#### Work task
Only the lines of the data holding the string "Instances" need to be returned.

======== Task data

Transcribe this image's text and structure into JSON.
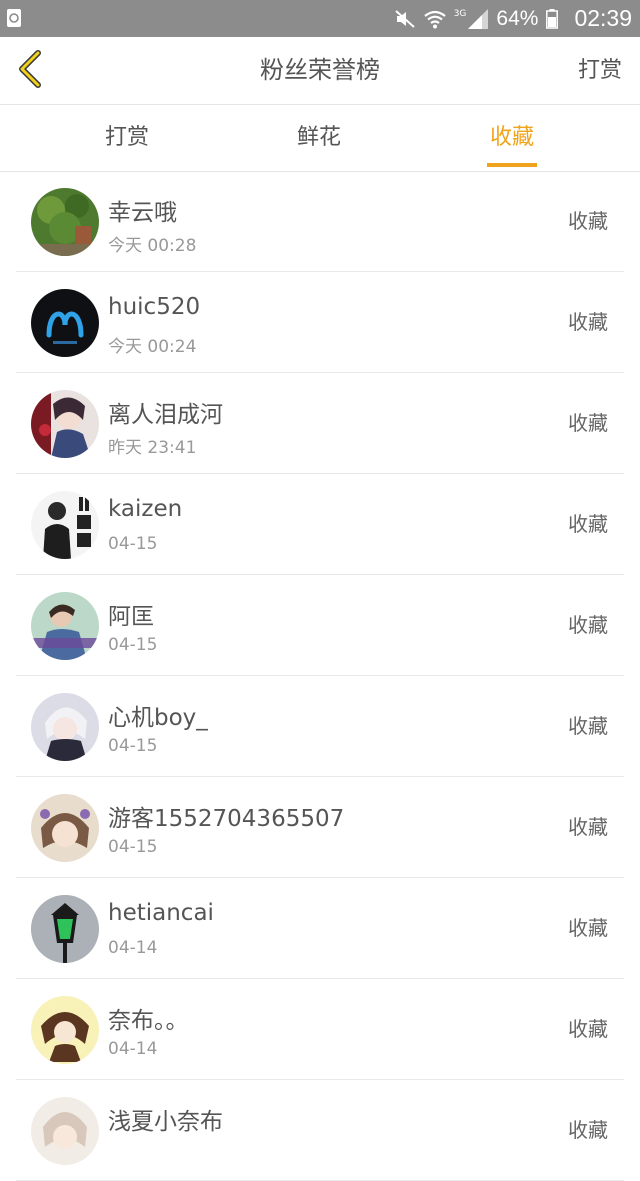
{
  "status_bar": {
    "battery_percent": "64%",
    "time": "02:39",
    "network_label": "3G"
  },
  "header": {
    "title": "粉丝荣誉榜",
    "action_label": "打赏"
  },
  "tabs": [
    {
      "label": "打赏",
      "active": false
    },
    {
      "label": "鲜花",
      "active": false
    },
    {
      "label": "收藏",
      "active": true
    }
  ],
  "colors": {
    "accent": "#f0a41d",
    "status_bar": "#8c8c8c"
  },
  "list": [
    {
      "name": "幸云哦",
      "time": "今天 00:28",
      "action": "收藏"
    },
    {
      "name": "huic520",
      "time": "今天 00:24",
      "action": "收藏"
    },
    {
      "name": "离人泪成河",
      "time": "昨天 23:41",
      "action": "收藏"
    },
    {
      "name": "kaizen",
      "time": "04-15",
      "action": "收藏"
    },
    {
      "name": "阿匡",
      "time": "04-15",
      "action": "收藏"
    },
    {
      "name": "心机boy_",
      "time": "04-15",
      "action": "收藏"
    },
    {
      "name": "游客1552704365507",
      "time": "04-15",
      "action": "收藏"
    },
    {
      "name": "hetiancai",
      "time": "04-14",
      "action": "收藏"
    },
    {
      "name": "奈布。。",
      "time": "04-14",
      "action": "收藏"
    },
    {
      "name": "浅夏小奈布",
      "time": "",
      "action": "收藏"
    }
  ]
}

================
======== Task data

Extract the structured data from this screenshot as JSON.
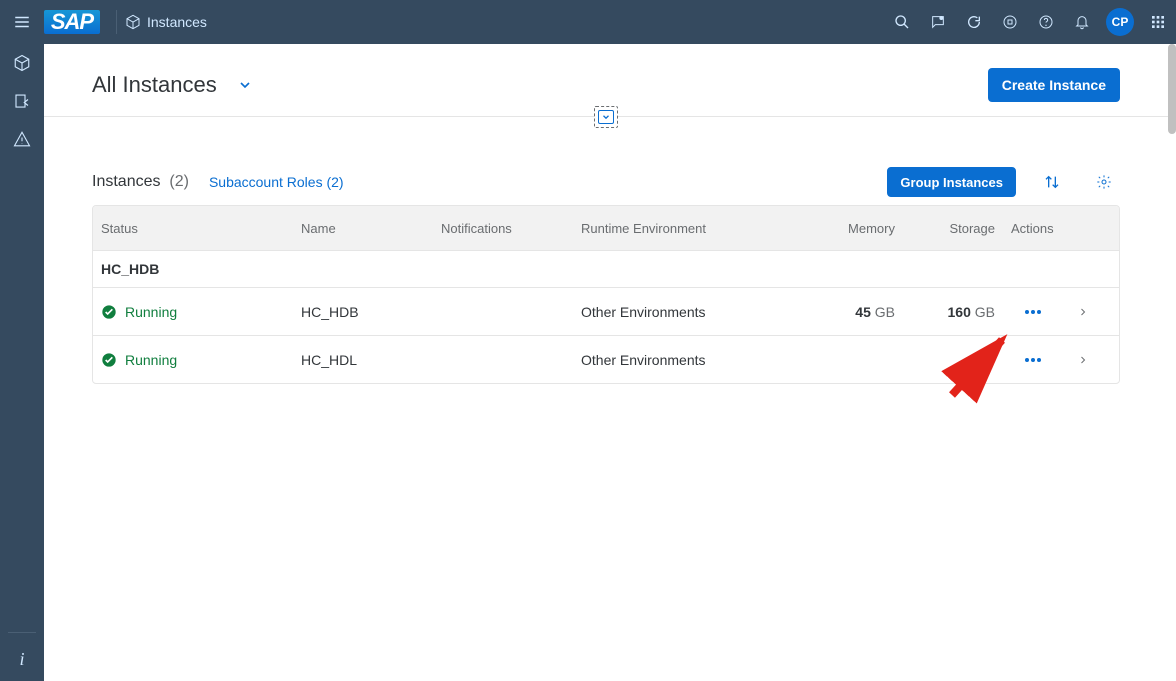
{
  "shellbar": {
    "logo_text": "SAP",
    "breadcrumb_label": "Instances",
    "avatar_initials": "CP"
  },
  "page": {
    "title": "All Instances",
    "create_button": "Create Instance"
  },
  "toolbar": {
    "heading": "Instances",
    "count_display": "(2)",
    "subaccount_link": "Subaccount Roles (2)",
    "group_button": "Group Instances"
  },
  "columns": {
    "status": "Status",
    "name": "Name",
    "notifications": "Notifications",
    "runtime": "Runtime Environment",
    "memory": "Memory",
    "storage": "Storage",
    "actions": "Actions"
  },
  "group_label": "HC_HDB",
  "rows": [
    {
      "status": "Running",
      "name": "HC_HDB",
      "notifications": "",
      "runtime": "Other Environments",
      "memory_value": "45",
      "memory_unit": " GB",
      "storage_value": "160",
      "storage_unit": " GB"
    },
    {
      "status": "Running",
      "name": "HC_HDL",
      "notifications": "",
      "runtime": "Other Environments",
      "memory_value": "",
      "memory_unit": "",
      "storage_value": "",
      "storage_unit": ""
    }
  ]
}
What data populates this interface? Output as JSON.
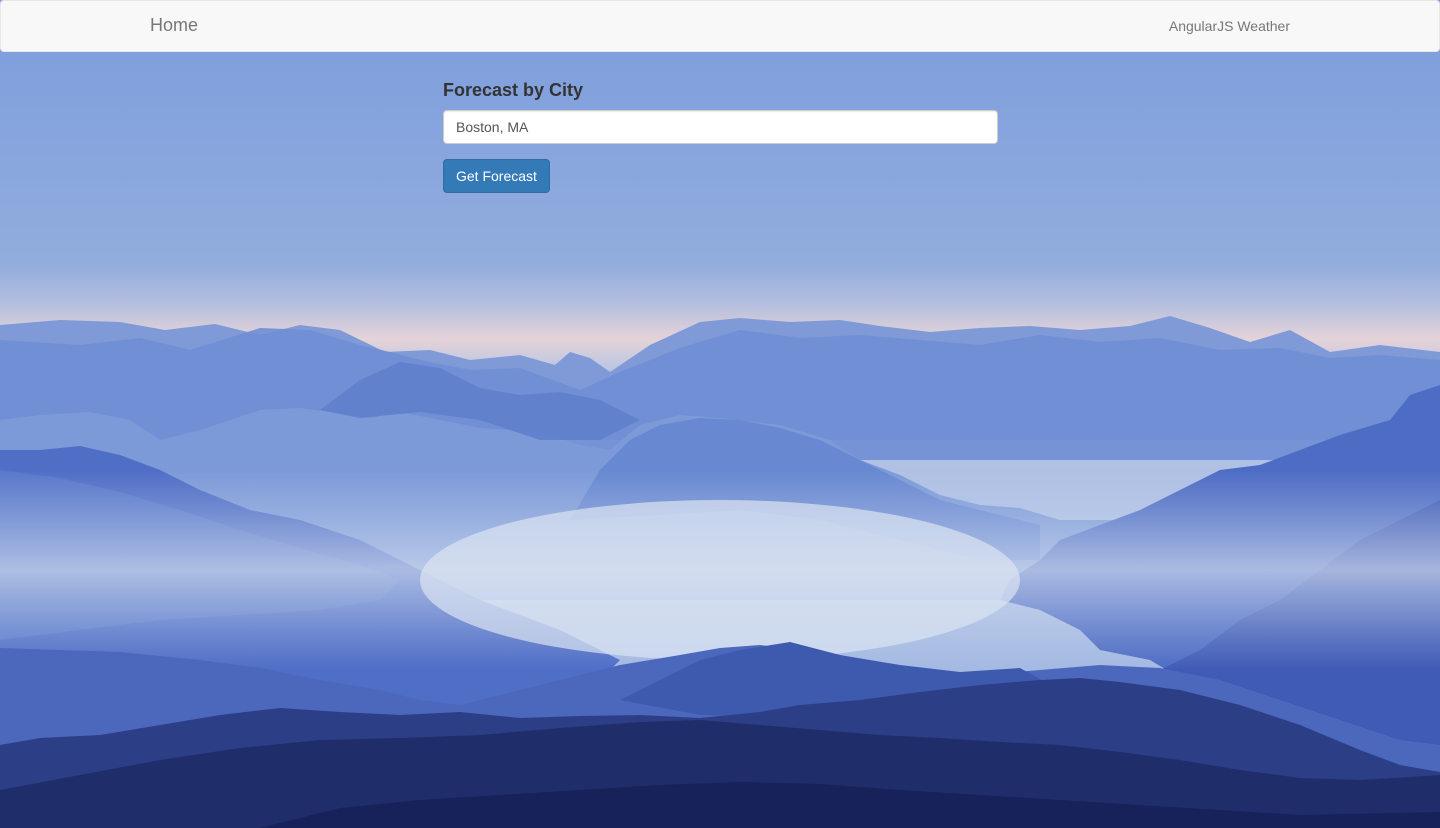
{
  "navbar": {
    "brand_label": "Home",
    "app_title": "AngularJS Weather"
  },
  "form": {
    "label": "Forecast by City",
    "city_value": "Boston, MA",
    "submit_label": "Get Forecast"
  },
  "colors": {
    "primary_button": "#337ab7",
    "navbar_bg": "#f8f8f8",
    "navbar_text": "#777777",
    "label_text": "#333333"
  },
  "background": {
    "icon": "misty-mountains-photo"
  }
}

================

#### Result of the task
    "breadcrumb_label": "Instances",
    "title": "All Instances",
    "heading": "Instances",
    "group_button": "Group Instances"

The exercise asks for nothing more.